Empowered them and tapped into their motivation?

What if we changed our assessments and instead of looking for deficits we looked for strengths?

Asked them to tell us what is working? What they know how to do and can do well?

What if we really listened and asked:

  • What do you care about?
  • What are your hopes and dreams?
  • What really matters to you?

What if instead of telling our children or students what to do, we stood beside them to help them accomplish their goals and solve problems?

Imagine, could we change our families, a classroom, a school,… the world?

Maybe we should give it a try.

What do you think?

Banish the Blues with Dr. Uke

Ukulele and Frog: Don't Worry Be Happy photo

Today when I saw several posts /tweets about feeling negative, frustrated or stuck, I could relate. No matter how wonderful life is, there is always room to grow.

I’ve been in transition for the past few years, with Dale heading out into the world and the new responsibilities of caring for my mom. Empty nest but not really.

Who am I now that I’m not “Dale’s mom” full time? How do I parent my parent? How does my relationship with my hubby change with no child in the house, but parents in need? What about me and my career aspirations? What do I want to be when I grow up? S**t, I’m over 50!!!

Banish the Blue with Dr. Uke by Lisa Nalbone blue dolphin ukulele in sunset on deck with almond blossoms and What a Wonderful World music.So what am I doing about it?

Learning to play the ukulele!

I call mine Dr. Uke. I appreciate that my playing prescription has few or no contraindications, requires no copays, and is available 24/7.

Learning something new is a great way to get unstuck and battle negativity.

There’s really no downside, except maybe annoying your hubby and friends. And maybe starting to require a budget for building a uke family,music library, or festival attendance.

But, hey, the world needs more enthusiasm. So, join me, on my fabulous, fun ukulele adventure.

If you don’t become a uke master, so what?
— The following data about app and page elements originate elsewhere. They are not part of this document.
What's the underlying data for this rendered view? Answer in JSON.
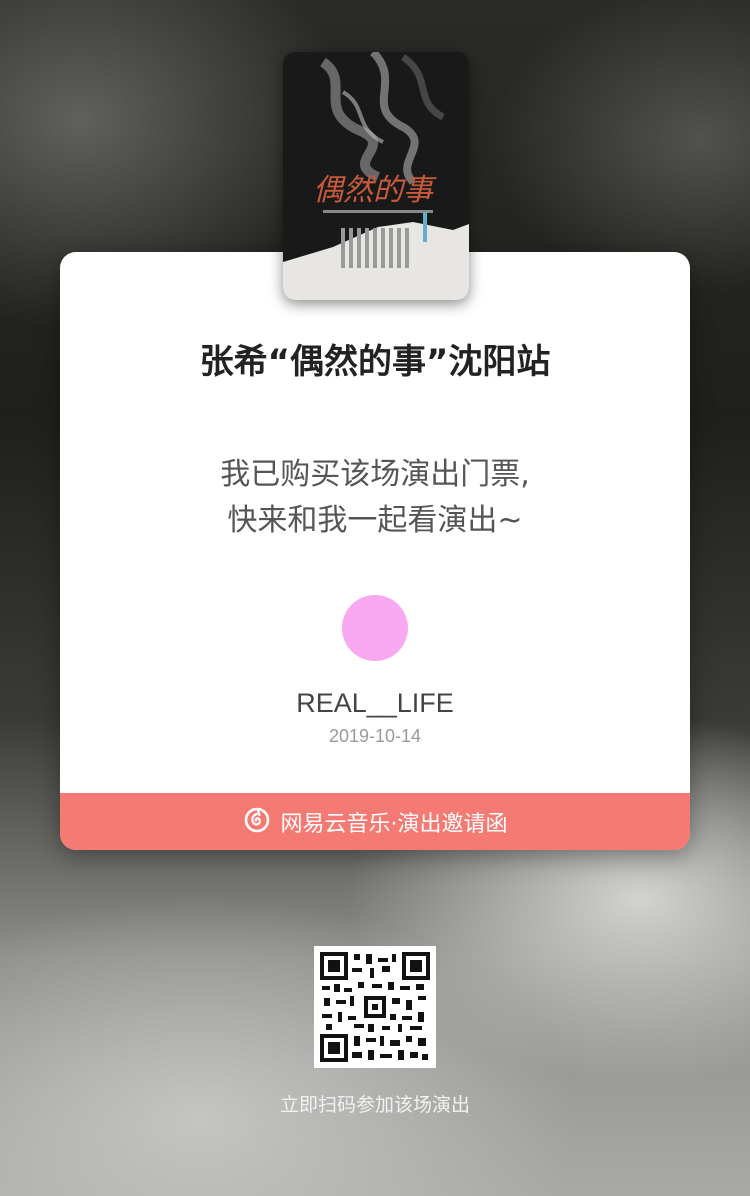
{
  "event": {
    "title": "张希“偶然的事”沈阳站",
    "message_line1": "我已购买该场演出门票,",
    "message_line2": "快来和我一起看演出~"
  },
  "user": {
    "name": "REAL__LIFE",
    "date": "2019-10-14",
    "avatar_color": "#f7a8f1"
  },
  "banner": {
    "label": "网易云音乐·演出邀请函",
    "icon": "netease-music-icon",
    "color": "#f57a73"
  },
  "qr": {
    "caption": "立即扫码参加该场演出",
    "icon": "qr-code"
  },
  "poster": {
    "art_text": "偶然的事"
  }
}
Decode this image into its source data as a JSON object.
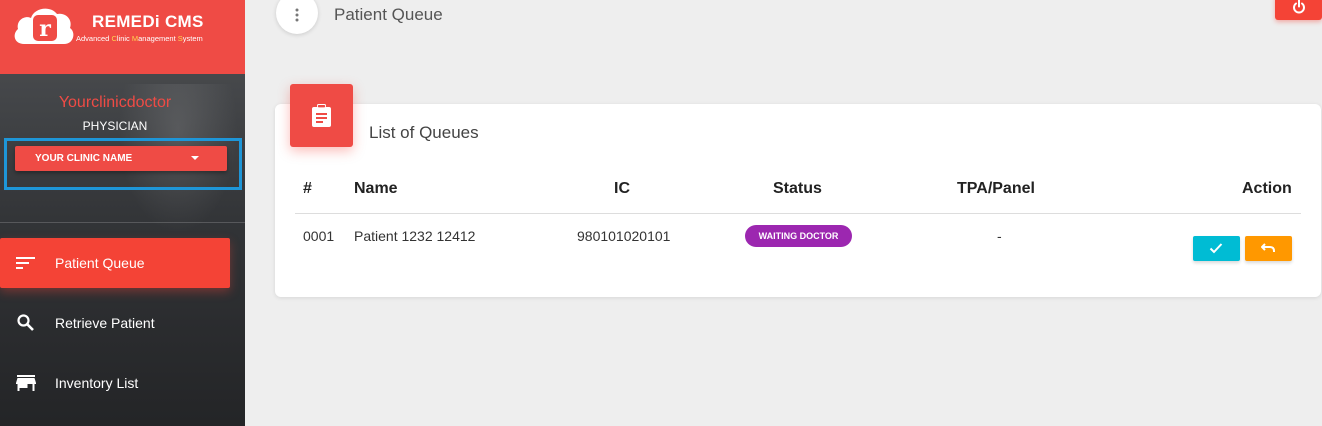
{
  "brand": {
    "title": "REMEDi CMS",
    "subtitle_parts": [
      "Advanced ",
      "C",
      "linic ",
      "M",
      "anagement ",
      "S",
      "ystem"
    ],
    "logo_letter": "r"
  },
  "user": {
    "name": "Yourclinicdoctor",
    "role": "PHYSICIAN",
    "clinic_select": "YOUR CLINIC NAME"
  },
  "nav": {
    "items": [
      {
        "label": "Patient Queue",
        "icon": "sort-icon",
        "active": true
      },
      {
        "label": "Retrieve Patient",
        "icon": "search-icon",
        "active": false
      },
      {
        "label": "Inventory List",
        "icon": "store-icon",
        "active": false
      }
    ]
  },
  "header": {
    "page_title": "Patient Queue"
  },
  "card": {
    "title": "List of Queues",
    "columns": [
      "#",
      "Name",
      "IC",
      "Status",
      "TPA/Panel",
      "Action"
    ],
    "rows": [
      {
        "no": "0001",
        "name": "Patient 1232 12412",
        "ic": "980101020101",
        "status": "WAITING DOCTOR",
        "tpa": "-"
      }
    ]
  },
  "colors": {
    "brand": "#ef4b45",
    "accent_blue": "#1e96d8",
    "status_purple": "#9c27b0",
    "confirm": "#00bcd4",
    "return": "#ff9800"
  }
}
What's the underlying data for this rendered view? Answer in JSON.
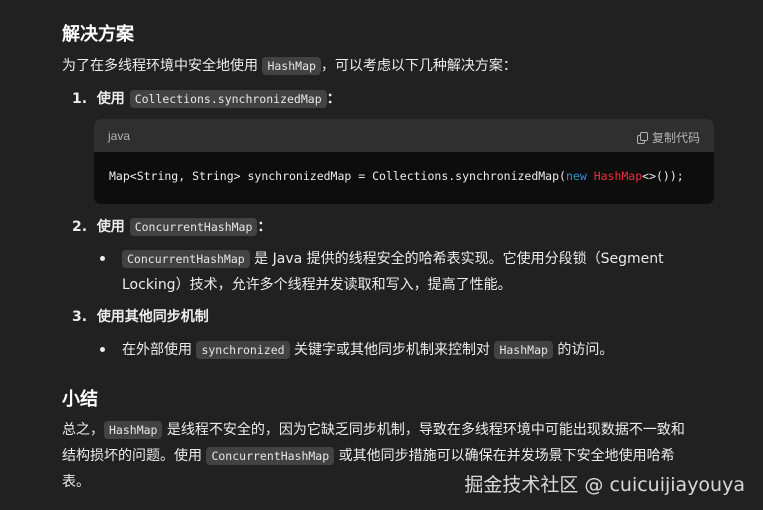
{
  "section1": {
    "heading": "解决方案",
    "intro_before": "为了在多线程环境中安全地使用",
    "intro_code": "HashMap",
    "intro_after": "，可以考虑以下几种解决方案："
  },
  "item1": {
    "num": "1.",
    "label": "使用",
    "code": "Collections.synchronizedMap",
    "suffix": "："
  },
  "code_block": {
    "language": "java",
    "copy_label": "复制代码",
    "code_part1": "Map<String, String> synchronizedMap = Collections.synchronizedMap(",
    "kw_new": "new",
    "cls_hashmap": "HashMap",
    "code_part2": "<>());"
  },
  "item2": {
    "num": "2.",
    "label": "使用",
    "code": "ConcurrentHashMap",
    "suffix": "：",
    "bullet_code": "ConcurrentHashMap",
    "bullet_line1": "是 Java 提供的线程安全的哈希表实现。它使用分段锁（Segment",
    "bullet_line2": "Locking）技术，允许多个线程并发读取和写入，提高了性能。"
  },
  "item3": {
    "num": "3.",
    "label": "使用其他同步机制",
    "bullet_before": "在外部使用",
    "bullet_code1": "synchronized",
    "bullet_mid": "关键字或其他同步机制来控制对",
    "bullet_code2": "HashMap",
    "bullet_after": "的访问。"
  },
  "summary": {
    "heading": "小结",
    "line1_before": "总之，",
    "line1_code": "HashMap",
    "line1_after": "是线程不安全的，因为它缺乏同步机制，导致在多线程环境中可能出现数据不一致和",
    "line2_before": "结构损坏的问题。使用",
    "line2_code": "ConcurrentHashMap",
    "line2_after": "或其他同步措施可以确保在并发场景下安全地使用哈希",
    "line3": "表。"
  },
  "watermark": "掘金技术社区 @ cuicuijiayouya"
}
You still reap the benefits which can start you moving in other areas of your life. It’s a brilliant concrete example of the progress you can make with self-directed learning. Sounds crazy, but now I’m a believer.

In a few short months, my friends and I went from uke newbies to festival attendees. And though we drove off to Reno with some trepidation, as novices with brightly colored ukes, we learned that just doing it pays off.
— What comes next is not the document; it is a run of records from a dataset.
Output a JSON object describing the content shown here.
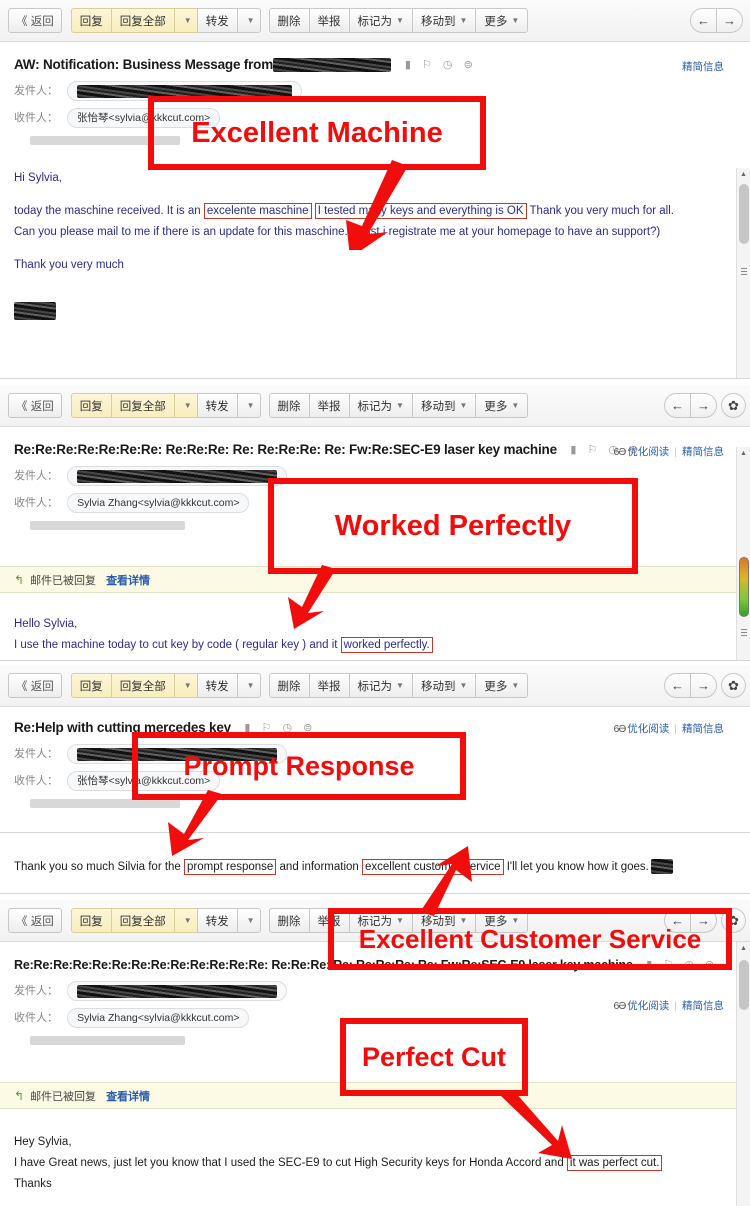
{
  "toolbar": {
    "back": "《 返回",
    "reply": "回复",
    "reply_all": "回复全部",
    "forward": "转发",
    "delete": "删除",
    "report": "举报",
    "mark_as": "标记为",
    "move_to": "移动到",
    "more": "更多",
    "prev_icon": "←",
    "next_icon": "→",
    "gear_icon": "✿"
  },
  "labels": {
    "from": "发件人：",
    "to": "收件人：",
    "optimized_read": "优化阅读",
    "simplified_info": "精简信息",
    "glasses_icon": "6Ə",
    "replied_notice": "邮件已被回复",
    "view_details": "查看详情",
    "recipient": "Sylvia Zhang<sylvia@kkkcut.com>",
    "recipient_cn": "张怡琴<sylvia@kkkcut.com>",
    "header_icons": "▮ ⚐ ◷ ⊜"
  },
  "panels": [
    {
      "id": "panel-1",
      "subject": "AW: Notification: Business Message from",
      "body": [
        {
          "text": "Hi Sylvia,"
        },
        {
          "text": ""
        },
        {
          "segments": [
            {
              "t": "today the maschine received. It is an ",
              "hl": false
            },
            {
              "t": "excelente maschine",
              "hl": true
            },
            {
              "t": " ",
              "hl": false
            },
            {
              "t": "I tested many keys and everything is OK",
              "hl": true
            },
            {
              "t": " Thank you very much for all.",
              "hl": false
            }
          ]
        },
        {
          "text": "Can you please mail to me if there is an update for this maschine. (must i registrate me at your homepage to have an support?)"
        },
        {
          "text": ""
        },
        {
          "text": "Thank you very much"
        }
      ]
    },
    {
      "id": "panel-2",
      "subject": "Re:Re:Re:Re:Re:Re:Re: Re:Re:Re: Re: Re:Re:Re: Re: Fw:Re:SEC-E9 laser key machine",
      "body": [
        {
          "text": "Hello Sylvia,"
        },
        {
          "segments": [
            {
              "t": "I use the machine today to cut key by code ( regular key ) and it ",
              "hl": false
            },
            {
              "t": "worked perfectly.",
              "hl": true
            }
          ]
        }
      ]
    },
    {
      "id": "panel-3",
      "subject": "Re:Help with cutting mercedes key",
      "body": [
        {
          "segments": [
            {
              "t": "Thank you so much Silvia for the ",
              "hl": false
            },
            {
              "t": "prompt response",
              "hl": true
            },
            {
              "t": " and information ",
              "hl": false
            },
            {
              "t": "excellent customer service",
              "hl": true
            },
            {
              "t": " I'll let you know how it goes.",
              "hl": false
            }
          ]
        }
      ]
    },
    {
      "id": "panel-4",
      "subject": "Re:Re:Re:Re:Re:Re:Re:Re:Re:Re:Re:Re:Re: Re:Re:Re: Re: Re:Re:Re: Re: Fw:Re:SEC-E9 laser key machine",
      "body": [
        {
          "text": "Hey Sylvia,"
        },
        {
          "segments": [
            {
              "t": "I have Great news, just let you know that I used the SEC-E9 to cut High Security keys for Honda Accord and ",
              "hl": false
            },
            {
              "t": "it was perfect cut.",
              "hl": true
            }
          ]
        },
        {
          "text": "Thanks"
        }
      ]
    }
  ],
  "annotations": [
    {
      "id": "ann-excellent-machine",
      "text": "Excellent Machine"
    },
    {
      "id": "ann-worked-perfectly",
      "text": "Worked Perfectly"
    },
    {
      "id": "ann-prompt-response",
      "text": "Prompt Response"
    },
    {
      "id": "ann-excellent-customer-service",
      "text": "Excellent Customer Service"
    },
    {
      "id": "ann-perfect-cut",
      "text": "Perfect Cut"
    }
  ],
  "colors": {
    "annotation_red": "#f20d0d",
    "link_blue": "#2a5db0",
    "body_text": "#2b2b8f",
    "notice_bg": "#fcfae4"
  }
}
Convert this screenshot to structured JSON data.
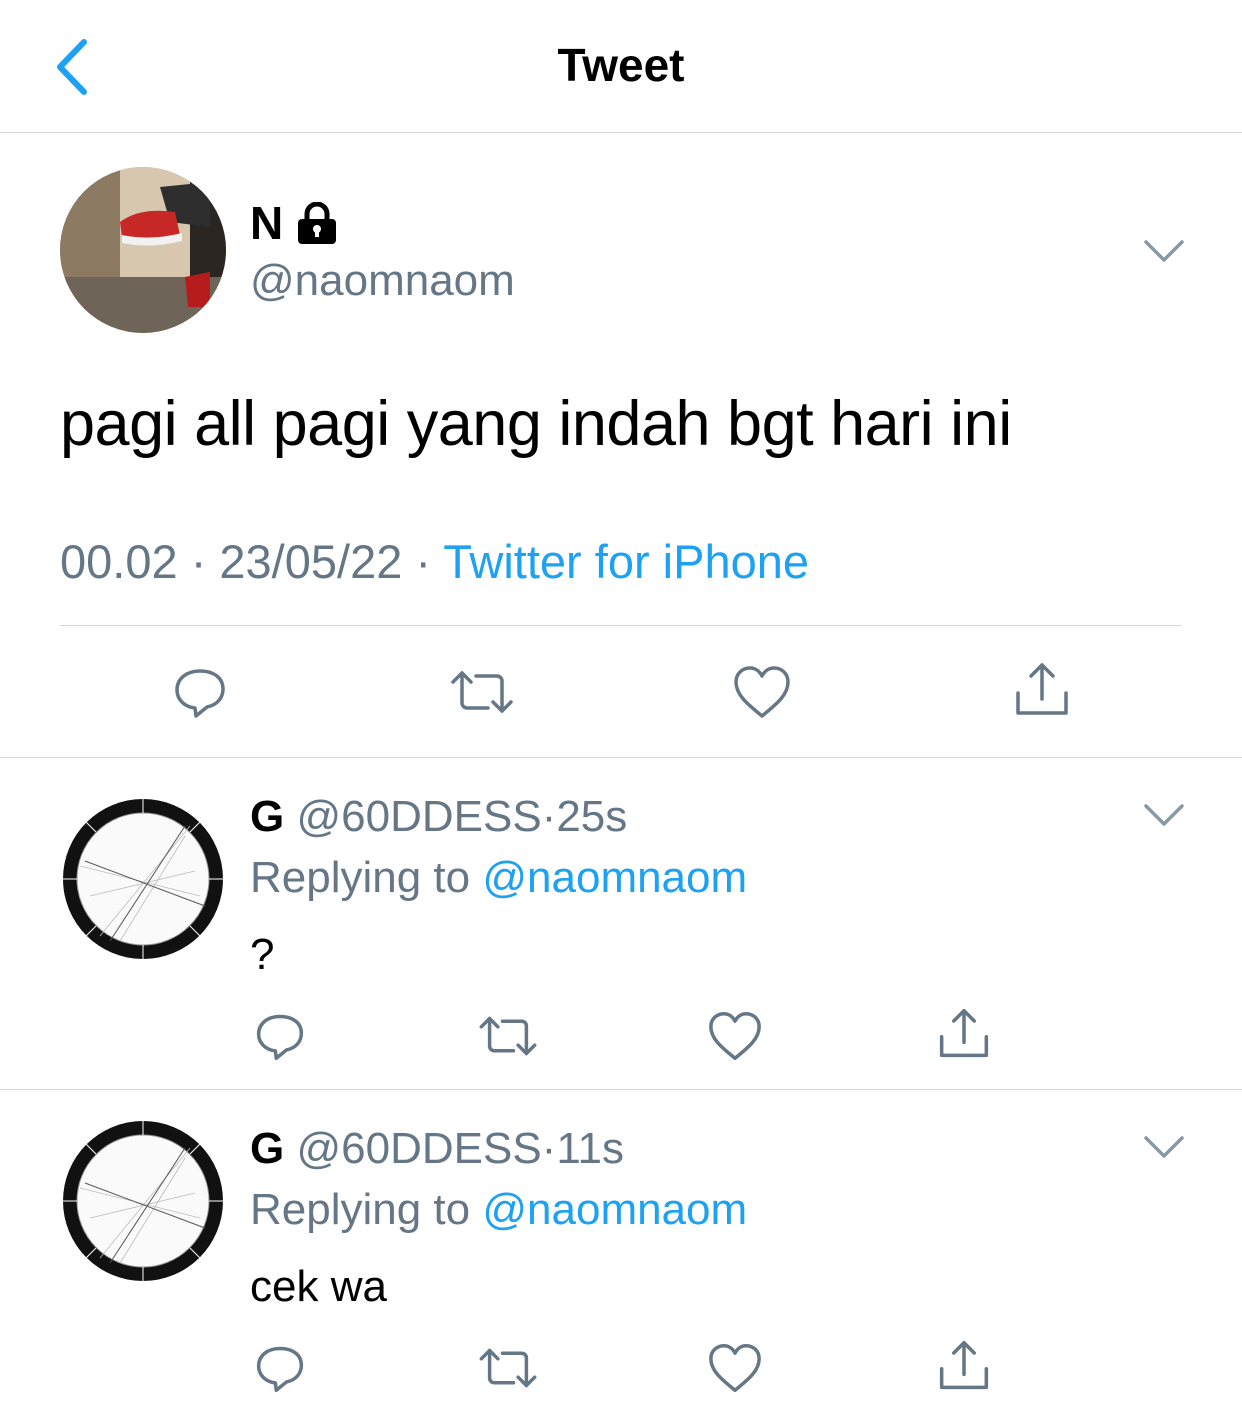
{
  "header": {
    "title": "Tweet"
  },
  "tweet": {
    "author_name": "N",
    "author_handle": "@naomnaom",
    "text": "pagi all pagi yang indah bgt hari ini",
    "time": "00.02",
    "separator": "·",
    "date": "23/05/22",
    "source": "Twitter for iPhone"
  },
  "replies": [
    {
      "name": "G",
      "handle": "@60DDESS",
      "separator": "·",
      "time": "25s",
      "replying_prefix": "Replying to ",
      "replying_to": "@naomnaom",
      "text": "?"
    },
    {
      "name": "G",
      "handle": "@60DDESS",
      "separator": "·",
      "time": "11s",
      "replying_prefix": "Replying to ",
      "replying_to": "@naomnaom",
      "text": "cek wa"
    }
  ],
  "colors": {
    "accent": "#1da1f2",
    "muted": "#657786",
    "divider": "#d3d7db"
  },
  "icons": [
    "back-chevron-icon",
    "lock-icon",
    "chevron-down-icon",
    "reply-icon",
    "retweet-icon",
    "like-icon",
    "share-icon"
  ]
}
The uke community and instrument are amazing. All levels of players are welcome and can play together and sound good! I mean, really it wasn’t noise, it was music. (This shocked me as a former  4th and 5th grade recorder teacher!) We realized how far we had come since we started, and were stunned by the progress we could make in 50 minutes of being really challenged. And damn, it made us feel good!!!
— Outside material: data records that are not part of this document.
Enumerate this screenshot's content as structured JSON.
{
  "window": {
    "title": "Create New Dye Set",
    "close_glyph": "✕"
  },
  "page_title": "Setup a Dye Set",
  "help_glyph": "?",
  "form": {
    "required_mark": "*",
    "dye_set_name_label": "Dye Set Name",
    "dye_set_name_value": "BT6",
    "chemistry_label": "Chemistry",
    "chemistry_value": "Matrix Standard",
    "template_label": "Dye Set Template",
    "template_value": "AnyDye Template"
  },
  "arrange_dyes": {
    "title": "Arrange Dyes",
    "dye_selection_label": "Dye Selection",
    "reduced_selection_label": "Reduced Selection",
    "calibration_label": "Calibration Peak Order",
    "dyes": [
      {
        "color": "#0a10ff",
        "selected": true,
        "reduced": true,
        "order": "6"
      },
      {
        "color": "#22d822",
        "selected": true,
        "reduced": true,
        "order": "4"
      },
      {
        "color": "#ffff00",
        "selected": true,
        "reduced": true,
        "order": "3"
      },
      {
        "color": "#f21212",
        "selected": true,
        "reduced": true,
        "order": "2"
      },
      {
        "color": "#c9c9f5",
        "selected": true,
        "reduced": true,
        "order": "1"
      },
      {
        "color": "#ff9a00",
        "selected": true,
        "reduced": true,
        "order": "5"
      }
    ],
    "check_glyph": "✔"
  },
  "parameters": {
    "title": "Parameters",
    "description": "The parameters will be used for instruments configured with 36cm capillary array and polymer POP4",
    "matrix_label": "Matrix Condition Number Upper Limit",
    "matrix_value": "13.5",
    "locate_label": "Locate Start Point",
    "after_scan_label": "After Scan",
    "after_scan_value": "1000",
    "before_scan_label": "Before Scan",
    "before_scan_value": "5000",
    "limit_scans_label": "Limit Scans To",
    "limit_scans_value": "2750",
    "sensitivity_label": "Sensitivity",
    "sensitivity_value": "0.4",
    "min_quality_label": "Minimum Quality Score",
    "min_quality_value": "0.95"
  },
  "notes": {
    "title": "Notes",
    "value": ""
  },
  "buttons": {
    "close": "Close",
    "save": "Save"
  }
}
Learning a new skill, getting out of your comfort zone, and interacting with different people will increase creativity.

When you add growing confidence and happiness, the combination is incredibly powerful.  It seeps into other areas of your life. I don’t know how to explain it, but I have seen it in action.  Granted my sample size is small. But I figure if I can do it, anyone can.

Concentrating on learning a song is relaxing since you’re not worrying about other stuff.

Singing & smiling are great for your brain & soul  – no studies to cite, but I know it’s true.

It’s EASY to sound good and improve.

For about $50 we bought Kala Makala  soprano Dolphin ukes and added Aquila strings.

There are lots of free online tutorials! We’ve taken a few lessons from teachers willing to give us infrequent lessons based on our needs.

It’s easy to join or start a group. After I started gushing about how much I loved playing,  it seemed like everyone wanted to join in. Surprise!

Do you have hidden uke?

Who knew? There are lots of ukulele festivals to choose from.  Attending a festival and playing in a group were way beyond my comfort zone.  Immersion, more advanced lessons and  intense practice boost skills, confidence, and blisters.

For more details about how we started our group I’ll refer you to my uke buddy’s blog post  titled the Blukuleles – or how to form a  a group to learn anything.


Even if it is not ukulele, DO something. Learn something new. You won’t regret it.

Let me know in the comments what you might do-be brave!